┌──

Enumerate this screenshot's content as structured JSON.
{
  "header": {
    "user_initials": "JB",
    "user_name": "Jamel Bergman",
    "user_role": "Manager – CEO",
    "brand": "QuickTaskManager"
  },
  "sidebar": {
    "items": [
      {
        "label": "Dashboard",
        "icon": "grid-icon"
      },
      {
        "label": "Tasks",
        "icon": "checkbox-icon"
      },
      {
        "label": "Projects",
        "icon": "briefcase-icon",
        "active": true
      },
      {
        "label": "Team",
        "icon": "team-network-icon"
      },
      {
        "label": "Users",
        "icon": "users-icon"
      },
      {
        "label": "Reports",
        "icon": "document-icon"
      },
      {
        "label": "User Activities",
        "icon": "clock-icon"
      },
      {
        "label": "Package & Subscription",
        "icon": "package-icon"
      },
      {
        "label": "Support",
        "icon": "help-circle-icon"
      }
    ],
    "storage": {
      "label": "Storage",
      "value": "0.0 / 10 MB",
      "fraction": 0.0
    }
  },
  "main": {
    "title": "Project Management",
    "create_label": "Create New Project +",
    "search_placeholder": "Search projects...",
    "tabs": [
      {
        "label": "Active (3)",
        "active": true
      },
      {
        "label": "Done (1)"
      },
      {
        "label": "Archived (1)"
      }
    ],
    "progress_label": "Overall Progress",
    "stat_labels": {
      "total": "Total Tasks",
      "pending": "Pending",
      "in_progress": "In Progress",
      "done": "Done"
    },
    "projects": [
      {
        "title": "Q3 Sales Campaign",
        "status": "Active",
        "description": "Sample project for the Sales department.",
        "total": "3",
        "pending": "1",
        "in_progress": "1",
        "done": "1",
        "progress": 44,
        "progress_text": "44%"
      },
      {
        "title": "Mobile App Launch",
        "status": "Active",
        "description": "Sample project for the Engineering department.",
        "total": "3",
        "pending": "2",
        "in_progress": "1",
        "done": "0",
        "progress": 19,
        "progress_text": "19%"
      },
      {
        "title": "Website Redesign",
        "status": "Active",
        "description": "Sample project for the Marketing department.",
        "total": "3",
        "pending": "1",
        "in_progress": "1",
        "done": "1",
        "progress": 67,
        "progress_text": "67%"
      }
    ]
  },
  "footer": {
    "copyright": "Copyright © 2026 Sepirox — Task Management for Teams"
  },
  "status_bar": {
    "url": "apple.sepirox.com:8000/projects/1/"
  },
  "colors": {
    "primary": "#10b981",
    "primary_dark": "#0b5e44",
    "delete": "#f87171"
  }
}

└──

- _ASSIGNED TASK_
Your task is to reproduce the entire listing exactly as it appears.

- _OUTPUT FOR THIS EXERCISE_
Enumerate this screenshot's content as structured JSON.
{
  "header": {
    "user_initials": "JB",
    "user_name": "Jamel Bergman",
    "user_role": "Manager – CEO",
    "brand": "QuickTaskManager"
  },
  "sidebar": {
    "items": [
      {
        "label": "Dashboard",
        "icon": "grid-icon"
      },
      {
        "label": "Tasks",
        "icon": "checkbox-icon"
      },
      {
        "label": "Projects",
        "icon": "briefcase-icon",
        "active": true
      },
      {
        "label": "Team",
        "icon": "team-network-icon"
      },
      {
        "label": "Users",
        "icon": "users-icon"
      },
      {
        "label": "Reports",
        "icon": "document-icon"
      },
      {
        "label": "User Activities",
        "icon": "clock-icon"
      },
      {
        "label": "Package & Subscription",
        "icon": "package-icon"
      },
      {
        "label": "Support",
        "icon": "help-circle-icon"
      }
    ],
    "storage": {
      "label": "Storage",
      "value": "0.0 / 10 MB",
      "fraction": 0.0
    }
  },
  "main": {
    "title": "Project Management",
    "create_label": "Create New Project +",
    "search_placeholder": "Search projects...",
    "tabs": [
      {
        "label": "Active (3)",
        "active": true
      },
      {
        "label": "Done (1)"
      },
      {
        "label": "Archived (1)"
      }
    ],
    "progress_label": "Overall Progress",
    "stat_labels": {
      "total": "Total Tasks",
      "pending": "Pending",
      "in_progress": "In Progress",
      "done": "Done"
    },
    "projects": [
      {
        "title": "Q3 Sales Campaign",
        "status": "Active",
        "description": "Sample project for the Sales department.",
        "total": "3",
        "pending": "1",
        "in_progress": "1",
        "done": "1",
        "progress": 44,
        "progress_text": "44%"
      },
      {
        "title": "Mobile App Launch",
        "status": "Active",
        "description": "Sample project for the Engineering department.",
        "total": "3",
        "pending": "2",
        "in_progress": "1",
        "done": "0",
        "progress": 19,
        "progress_text": "19%"
      },
      {
        "title": "Website Redesign",
        "status": "Active",
        "description": "Sample project for the Marketing department.",
        "total": "3",
        "pending": "1",
        "in_progress": "1",
        "done": "1",
        "progress": 67,
        "progress_text": "67%"
      }
    ]
  },
  "footer": {
    "copyright": "Copyright © 2026 Sepirox — Task Management for Teams"
  },
  "status_bar": {
    "url": "apple.sepirox.com:8000/projects/1/"
  },
  "colors": {
    "primary": "#10b981",
    "primary_dark": "#0b5e44",
    "delete": "#f87171"
  }
}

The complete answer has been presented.